● **Exercise aim**: Go through the listing below and repeat it exactly, omitting each picture.

● **Available data**:

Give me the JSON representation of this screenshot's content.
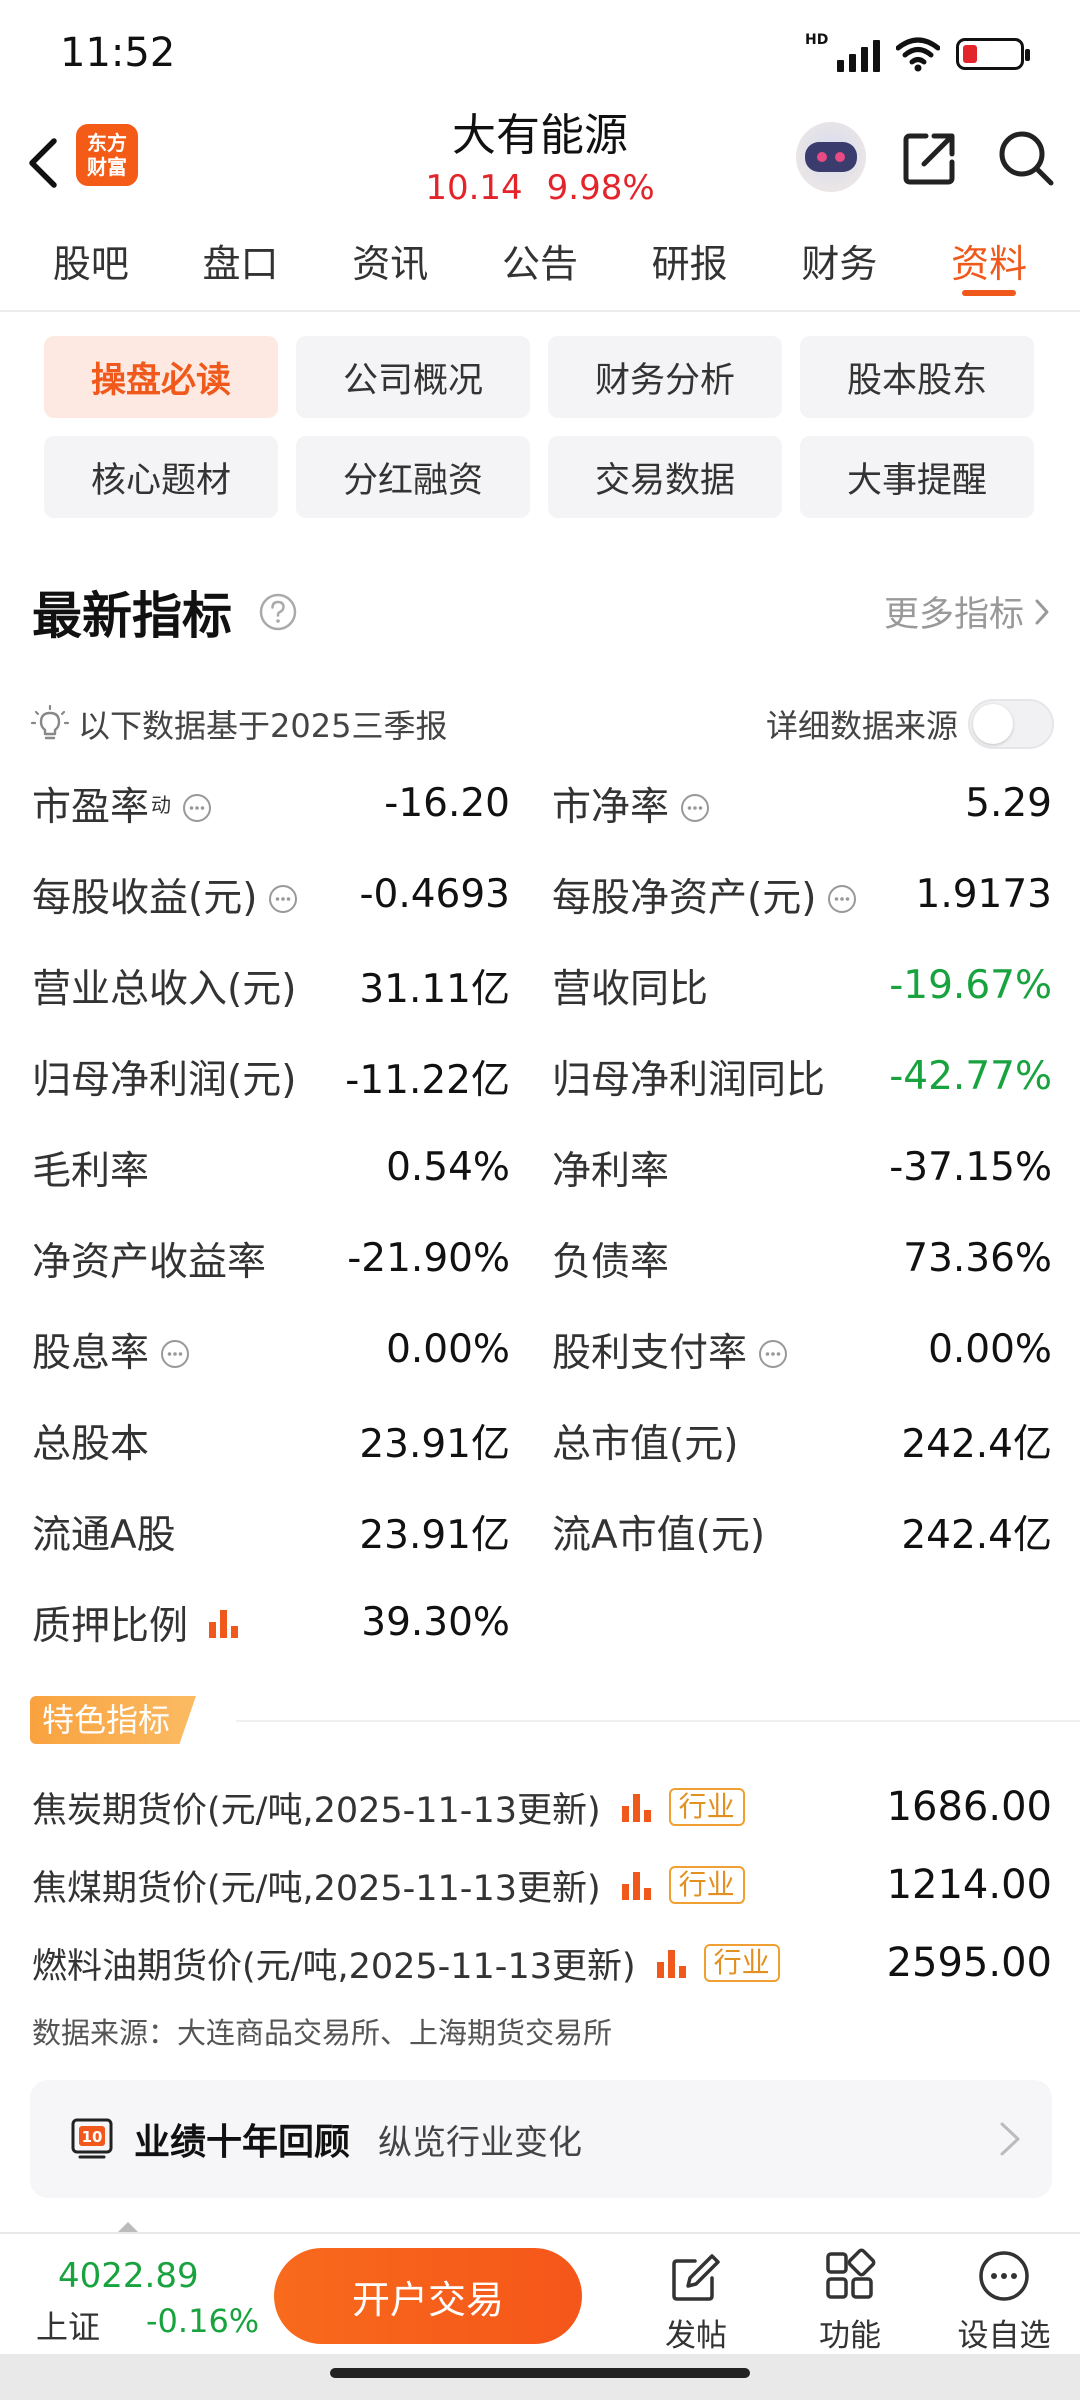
{
  "status_bar": {
    "time": "11:52",
    "network": "HD"
  },
  "header": {
    "logo_line1": "东方",
    "logo_line2": "财富",
    "stock_name": "大有能源",
    "price": "10.14",
    "change_pct": "9.98%"
  },
  "tabs": [
    {
      "label": "股吧"
    },
    {
      "label": "盘口"
    },
    {
      "label": "资讯"
    },
    {
      "label": "公告"
    },
    {
      "label": "研报"
    },
    {
      "label": "财务"
    },
    {
      "label": "资料",
      "active": true
    }
  ],
  "sub_buttons": [
    {
      "label": "操盘必读",
      "active": true
    },
    {
      "label": "公司概况"
    },
    {
      "label": "财务分析"
    },
    {
      "label": "股本股东"
    },
    {
      "label": "核心题材"
    },
    {
      "label": "分红融资"
    },
    {
      "label": "交易数据"
    },
    {
      "label": "大事提醒"
    }
  ],
  "section": {
    "title": "最新指标",
    "more_label": "更多指标",
    "note": "以下数据基于2025三季报",
    "detail_source_label": "详细数据来源",
    "detail_source_toggle": false
  },
  "metrics": [
    {
      "label": "市盈率",
      "sup": "动",
      "value": "-16.20"
    },
    {
      "label": "市净率",
      "value": "5.29"
    },
    {
      "label": "每股收益(元)",
      "value": "-0.4693"
    },
    {
      "label": "每股净资产(元)",
      "value": "1.9173"
    },
    {
      "label": "营业总收入(元)",
      "value": "31.11亿"
    },
    {
      "label": "营收同比",
      "value": "-19.67%",
      "color": "green"
    },
    {
      "label": "归母净利润(元)",
      "value": "-11.22亿"
    },
    {
      "label": "归母净利润同比",
      "value": "-42.77%",
      "color": "green"
    },
    {
      "label": "毛利率",
      "value": "0.54%"
    },
    {
      "label": "净利率",
      "value": "-37.15%"
    },
    {
      "label": "净资产收益率",
      "value": "-21.90%"
    },
    {
      "label": "负债率",
      "value": "73.36%"
    },
    {
      "label": "股息率",
      "value": "0.00%"
    },
    {
      "label": "股利支付率",
      "value": "0.00%"
    },
    {
      "label": "总股本",
      "value": "23.91亿"
    },
    {
      "label": "总市值(元)",
      "value": "242.4亿"
    },
    {
      "label": "流通A股",
      "value": "23.91亿"
    },
    {
      "label": "流A市值(元)",
      "value": "242.4亿"
    },
    {
      "label": "质押比例",
      "value": "39.30%"
    }
  ],
  "special": {
    "tag": "特色指标",
    "rows": [
      {
        "label": "焦炭期货价(元/吨,2025-11-13更新)",
        "tag": "行业",
        "value": "1686.00"
      },
      {
        "label": "焦煤期货价(元/吨,2025-11-13更新)",
        "tag": "行业",
        "value": "1214.00"
      },
      {
        "label": "燃料油期货价(元/吨,2025-11-13更新)",
        "tag": "行业",
        "value": "2595.00"
      }
    ],
    "source": "数据来源：大连商品交易所、上海期货交易所"
  },
  "review": {
    "icon_text": "10",
    "title": "业绩十年回顾",
    "subtitle": "纵览行业变化"
  },
  "bottom_bar": {
    "index_value": "4022.89",
    "index_name": "上证",
    "index_change": "-0.16%",
    "trade_label": "开户交易",
    "post_label": "发帖",
    "func_label": "功能",
    "watch_label": "设自选"
  },
  "colors": {
    "accent": "#f0591b",
    "up_red": "#e3242b",
    "down_green": "#19a33f",
    "tag_orange": "#f9a23f"
  }
}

● **Answer box**:
Give me the JSON representation of this screenshot's content.
{
  "status_bar": {
    "time": "11:52",
    "network": "HD"
  },
  "header": {
    "logo_line1": "东方",
    "logo_line2": "财富",
    "stock_name": "大有能源",
    "price": "10.14",
    "change_pct": "9.98%"
  },
  "tabs": [
    {
      "label": "股吧"
    },
    {
      "label": "盘口"
    },
    {
      "label": "资讯"
    },
    {
      "label": "公告"
    },
    {
      "label": "研报"
    },
    {
      "label": "财务"
    },
    {
      "label": "资料",
      "active": true
    }
  ],
  "sub_buttons": [
    {
      "label": "操盘必读",
      "active": true
    },
    {
      "label": "公司概况"
    },
    {
      "label": "财务分析"
    },
    {
      "label": "股本股东"
    },
    {
      "label": "核心题材"
    },
    {
      "label": "分红融资"
    },
    {
      "label": "交易数据"
    },
    {
      "label": "大事提醒"
    }
  ],
  "section": {
    "title": "最新指标",
    "more_label": "更多指标",
    "note": "以下数据基于2025三季报",
    "detail_source_label": "详细数据来源",
    "detail_source_toggle": false
  },
  "metrics": [
    {
      "label": "市盈率",
      "sup": "动",
      "value": "-16.20"
    },
    {
      "label": "市净率",
      "value": "5.29"
    },
    {
      "label": "每股收益(元)",
      "value": "-0.4693"
    },
    {
      "label": "每股净资产(元)",
      "value": "1.9173"
    },
    {
      "label": "营业总收入(元)",
      "value": "31.11亿"
    },
    {
      "label": "营收同比",
      "value": "-19.67%",
      "color": "green"
    },
    {
      "label": "归母净利润(元)",
      "value": "-11.22亿"
    },
    {
      "label": "归母净利润同比",
      "value": "-42.77%",
      "color": "green"
    },
    {
      "label": "毛利率",
      "value": "0.54%"
    },
    {
      "label": "净利率",
      "value": "-37.15%"
    },
    {
      "label": "净资产收益率",
      "value": "-21.90%"
    },
    {
      "label": "负债率",
      "value": "73.36%"
    },
    {
      "label": "股息率",
      "value": "0.00%"
    },
    {
      "label": "股利支付率",
      "value": "0.00%"
    },
    {
      "label": "总股本",
      "value": "23.91亿"
    },
    {
      "label": "总市值(元)",
      "value": "242.4亿"
    },
    {
      "label": "流通A股",
      "value": "23.91亿"
    },
    {
      "label": "流A市值(元)",
      "value": "242.4亿"
    },
    {
      "label": "质押比例",
      "value": "39.30%"
    }
  ],
  "special": {
    "tag": "特色指标",
    "rows": [
      {
        "label": "焦炭期货价(元/吨,2025-11-13更新)",
        "tag": "行业",
        "value": "1686.00"
      },
      {
        "label": "焦煤期货价(元/吨,2025-11-13更新)",
        "tag": "行业",
        "value": "1214.00"
      },
      {
        "label": "燃料油期货价(元/吨,2025-11-13更新)",
        "tag": "行业",
        "value": "2595.00"
      }
    ],
    "source": "数据来源：大连商品交易所、上海期货交易所"
  },
  "review": {
    "icon_text": "10",
    "title": "业绩十年回顾",
    "subtitle": "纵览行业变化"
  },
  "bottom_bar": {
    "index_value": "4022.89",
    "index_name": "上证",
    "index_change": "-0.16%",
    "trade_label": "开户交易",
    "post_label": "发帖",
    "func_label": "功能",
    "watch_label": "设自选"
  },
  "colors": {
    "accent": "#f0591b",
    "up_red": "#e3242b",
    "down_green": "#19a33f",
    "tag_orange": "#f9a23f"
  }
}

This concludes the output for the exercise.